BEGIN Source material
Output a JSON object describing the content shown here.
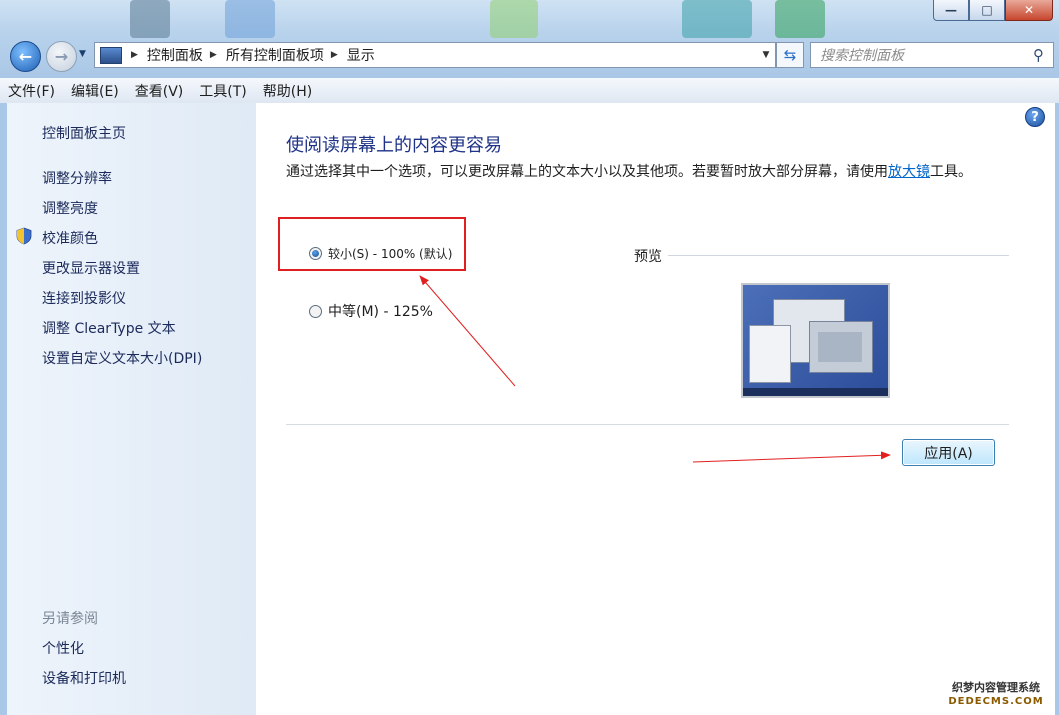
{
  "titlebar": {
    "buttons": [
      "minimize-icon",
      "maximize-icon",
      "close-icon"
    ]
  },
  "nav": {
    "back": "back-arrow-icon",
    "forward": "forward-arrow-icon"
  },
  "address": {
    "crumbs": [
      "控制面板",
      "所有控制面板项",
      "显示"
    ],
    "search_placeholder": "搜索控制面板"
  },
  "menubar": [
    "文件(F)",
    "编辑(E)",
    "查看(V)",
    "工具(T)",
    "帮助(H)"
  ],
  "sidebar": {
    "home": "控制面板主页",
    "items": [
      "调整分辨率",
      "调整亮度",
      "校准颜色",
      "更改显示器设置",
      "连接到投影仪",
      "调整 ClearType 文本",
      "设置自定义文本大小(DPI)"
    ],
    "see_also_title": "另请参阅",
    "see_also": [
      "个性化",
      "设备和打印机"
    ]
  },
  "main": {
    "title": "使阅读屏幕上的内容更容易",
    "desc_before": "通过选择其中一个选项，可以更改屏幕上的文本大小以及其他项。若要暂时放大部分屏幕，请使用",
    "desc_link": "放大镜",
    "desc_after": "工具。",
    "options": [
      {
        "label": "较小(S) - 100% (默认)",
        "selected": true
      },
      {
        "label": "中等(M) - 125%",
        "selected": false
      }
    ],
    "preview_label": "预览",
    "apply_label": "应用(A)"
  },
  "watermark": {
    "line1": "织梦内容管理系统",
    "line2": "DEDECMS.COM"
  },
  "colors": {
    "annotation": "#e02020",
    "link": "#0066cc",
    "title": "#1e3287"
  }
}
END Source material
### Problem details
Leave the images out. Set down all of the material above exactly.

### Response to this task
Output a JSON object describing the content shown here.
{
  "titlebar": {
    "buttons": [
      "minimize-icon",
      "maximize-icon",
      "close-icon"
    ]
  },
  "nav": {
    "back": "back-arrow-icon",
    "forward": "forward-arrow-icon"
  },
  "address": {
    "crumbs": [
      "控制面板",
      "所有控制面板项",
      "显示"
    ],
    "search_placeholder": "搜索控制面板"
  },
  "menubar": [
    "文件(F)",
    "编辑(E)",
    "查看(V)",
    "工具(T)",
    "帮助(H)"
  ],
  "sidebar": {
    "home": "控制面板主页",
    "items": [
      "调整分辨率",
      "调整亮度",
      "校准颜色",
      "更改显示器设置",
      "连接到投影仪",
      "调整 ClearType 文本",
      "设置自定义文本大小(DPI)"
    ],
    "see_also_title": "另请参阅",
    "see_also": [
      "个性化",
      "设备和打印机"
    ]
  },
  "main": {
    "title": "使阅读屏幕上的内容更容易",
    "desc_before": "通过选择其中一个选项，可以更改屏幕上的文本大小以及其他项。若要暂时放大部分屏幕，请使用",
    "desc_link": "放大镜",
    "desc_after": "工具。",
    "options": [
      {
        "label": "较小(S) - 100% (默认)",
        "selected": true
      },
      {
        "label": "中等(M) - 125%",
        "selected": false
      }
    ],
    "preview_label": "预览",
    "apply_label": "应用(A)"
  },
  "watermark": {
    "line1": "织梦内容管理系统",
    "line2": "DEDECMS.COM"
  },
  "colors": {
    "annotation": "#e02020",
    "link": "#0066cc",
    "title": "#1e3287"
  }
}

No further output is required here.